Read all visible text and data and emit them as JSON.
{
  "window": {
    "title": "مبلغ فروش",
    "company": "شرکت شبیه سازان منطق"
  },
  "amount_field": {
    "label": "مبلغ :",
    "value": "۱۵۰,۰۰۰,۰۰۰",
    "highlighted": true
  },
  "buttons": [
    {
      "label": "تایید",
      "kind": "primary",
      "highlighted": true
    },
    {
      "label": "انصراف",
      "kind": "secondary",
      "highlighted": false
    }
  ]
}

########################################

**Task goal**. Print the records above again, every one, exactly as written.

**Output of the exercise**.
Read all visible text and data and emit them as JSON.
{
  "window": {
    "title": "مبلغ فروش",
    "company": "شرکت شبیه سازان منطق"
  },
  "amount_field": {
    "label": "مبلغ :",
    "value": "۱۵۰,۰۰۰,۰۰۰",
    "highlighted": true
  },
  "buttons": [
    {
      "label": "تایید",
      "kind": "primary",
      "highlighted": true
    },
    {
      "label": "انصراف",
      "kind": "secondary",
      "highlighted": false
    }
  ]
}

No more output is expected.